Yesterday, I wrote about the Connecticut Archives collection available at the Connecticut State Library. Today I thought I’d share with you some of the gems I was able to retrieve.
I spent all day Wednesday looking through all of the collection indexes online, looking in particular for my Parks and Webster families (there are many other lines in CT, but these are my focus right now). Although the collections are held at the Connecticut State Library, many of them are also available through the Family History Library. There were a bunch of records I wanted, and since everyone was hanging out at the FHL this week, I asked my Facebook friends if anyone could pull a few for me.
The short list of must-haves initially consisted of 10 films, and about 20 or so records. Seeing as my research isn’t a priority for someone visiting SLC, I pared it down, creating a must-must-have list of eight records (four films). Donna Pointkouski, who author’s the blog What’s Past is Prologue, was kind enough to obtain those few records for me. As for the others, I will deal with them another time (one film has several, so I may order that one the next time I’m at the FHC).
Two collections are of extreme importance, as I am trying to figure out if my seventh great-grandfather, Joseph Parks, actually served in the Revolutionary War. The DAR has “red-marked” him indicating that the Joseph Parks who served was a younger gentleman; I tend to agree with this. Joseph’s son, Robert (my sixth great-grandfather), did serve, and it’s possible that Joseph’s son, Joseph, is the other one who served (I have no information on this Joseph at this point, to know whether he was alive at the time of the war, or in the area). Given Joseph’s age, I thought perhaps he served in the French & Indian War and perhaps King George’s War.
Joseph was indexed in the Revolutionary War Series 1 Index, covering 1763-1789. The document I had pulled appears to be a petition relating to the reinstating of a tavernkeeper. Joseph Parks, was one of the signers, as was Robert and John. I have no idea at this time what this has to do with anything, nor whether it’s my Joseph. I’m pretty sure that the Robert listed is Joseph’s son. Both were alive and by all accounts in Voluntown, Connecticut where the document was signed on 5 October 1775. The only other listing for a Joseph Parks in this index is for a Joseph jr. “priv. Norwich, half days training, 1775.” Norwich is in the right area of the state, but the indication of “jr.” in the index makes me seriously think this is not my Joseph (mine would have been about 67 years old in 1775).

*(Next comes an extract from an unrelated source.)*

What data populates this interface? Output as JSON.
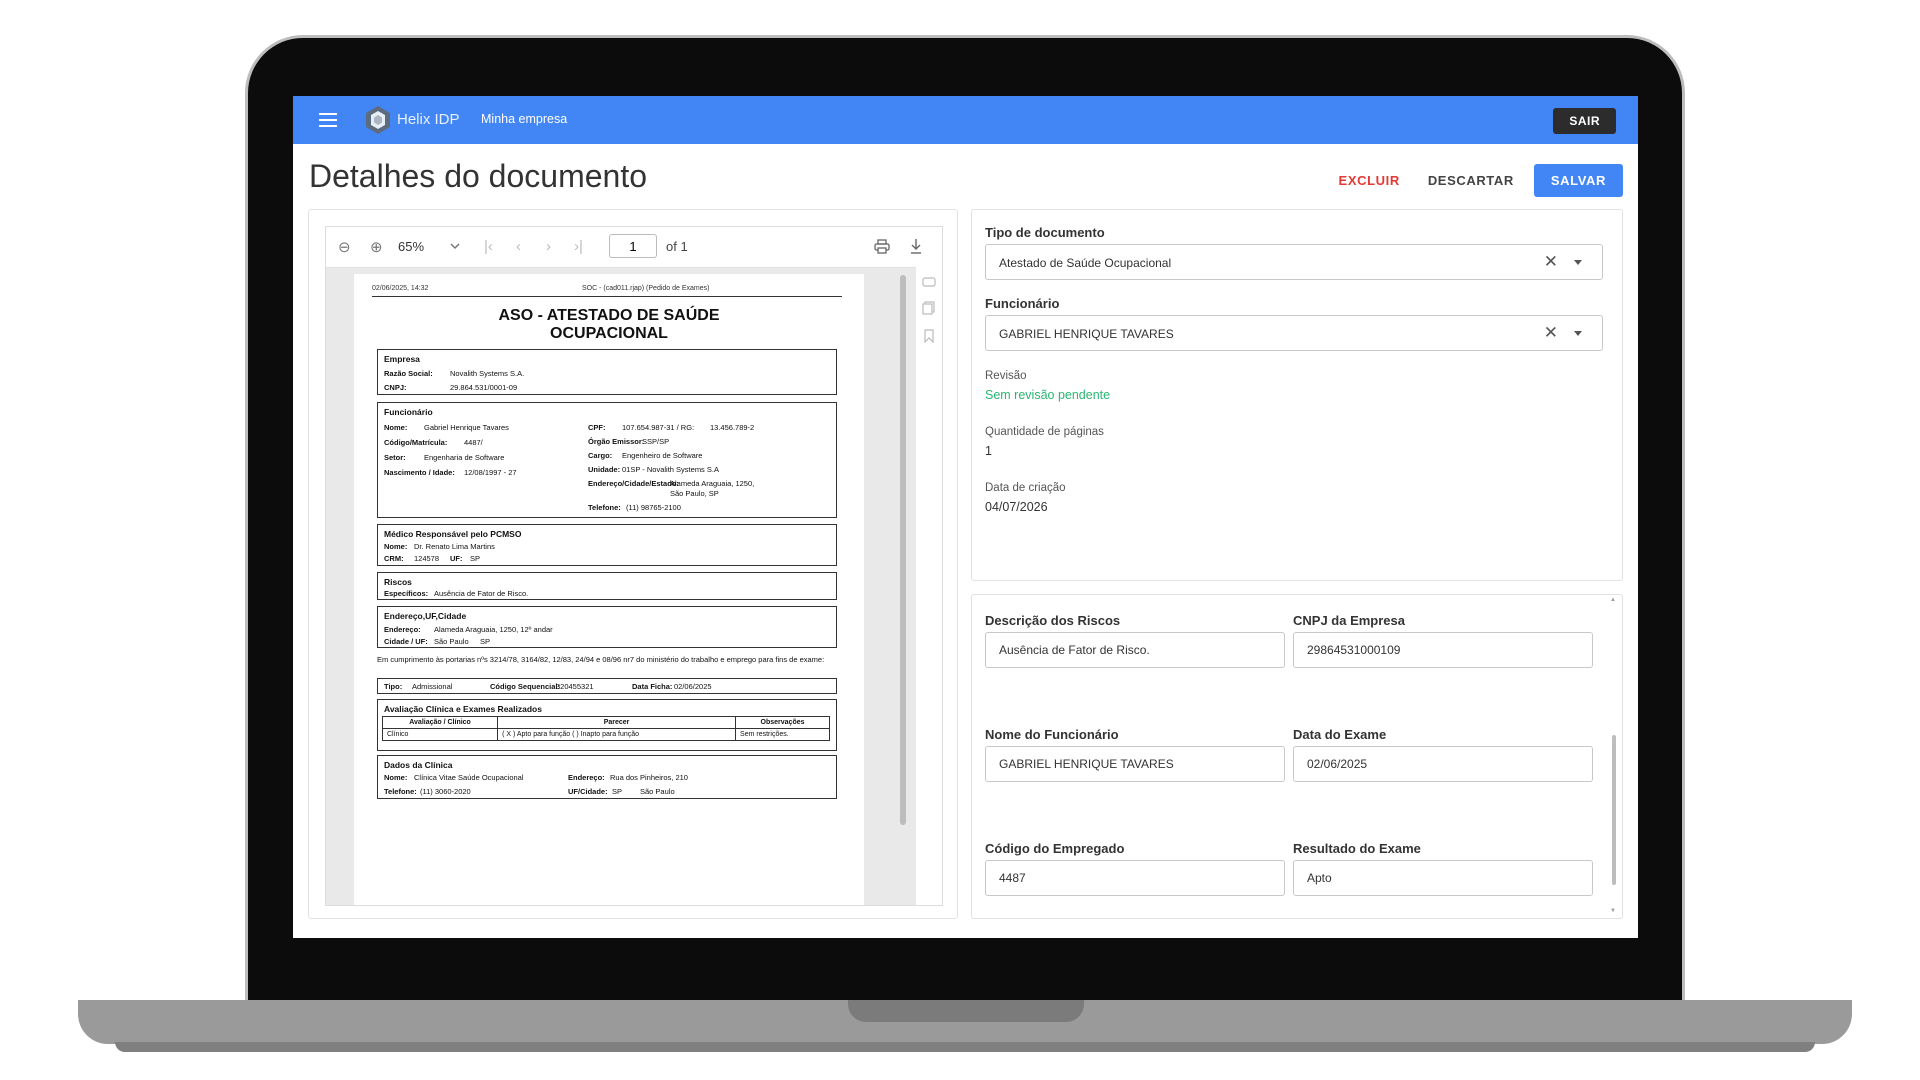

Moving on to the other collection, Militia Series 1 (1678-1757), there were five documents I had pulled, related to what I believe are Joseph and his father Robert. The earliest record for Robert in this series is dated 1733, in Voluntown, indicating Lieutenant Robert Parks was from Plainfield. This seems to line up with other research. A document dated 1742, includes both a Robert and a Joseph Parks. Without doing a full analysis, I suspect that Robert in this case, is perhaps Robert’s son, Robert. A Joseph is found in two other documents, in 1756 and 1757. In the 1756 document, Lieutenant Joseph Parks was voted Captain of the Eleventh Company in the Eleventh Regiment of the Colony of Connecticut.
Connecticut, "Connecticut Archives: Militia records selected papers, series 1-3, 1678-1820," Vol. 5, p. 370; Connecticut State Library, Hartford; FHL microfilm 3,604.
If Joseph is the same person through all the documents in the Militia Series 1 Collection, it would seem that he was part of the militia in 1742 and perhaps fought during both King George’s War and the French & Indian War. The next step is to determine if it’s the same person, and if it’s my Joseph. I also need to obtain the other military documents from the collections.
A very special thanks to Donna Pointkouski for obtaining these records for me.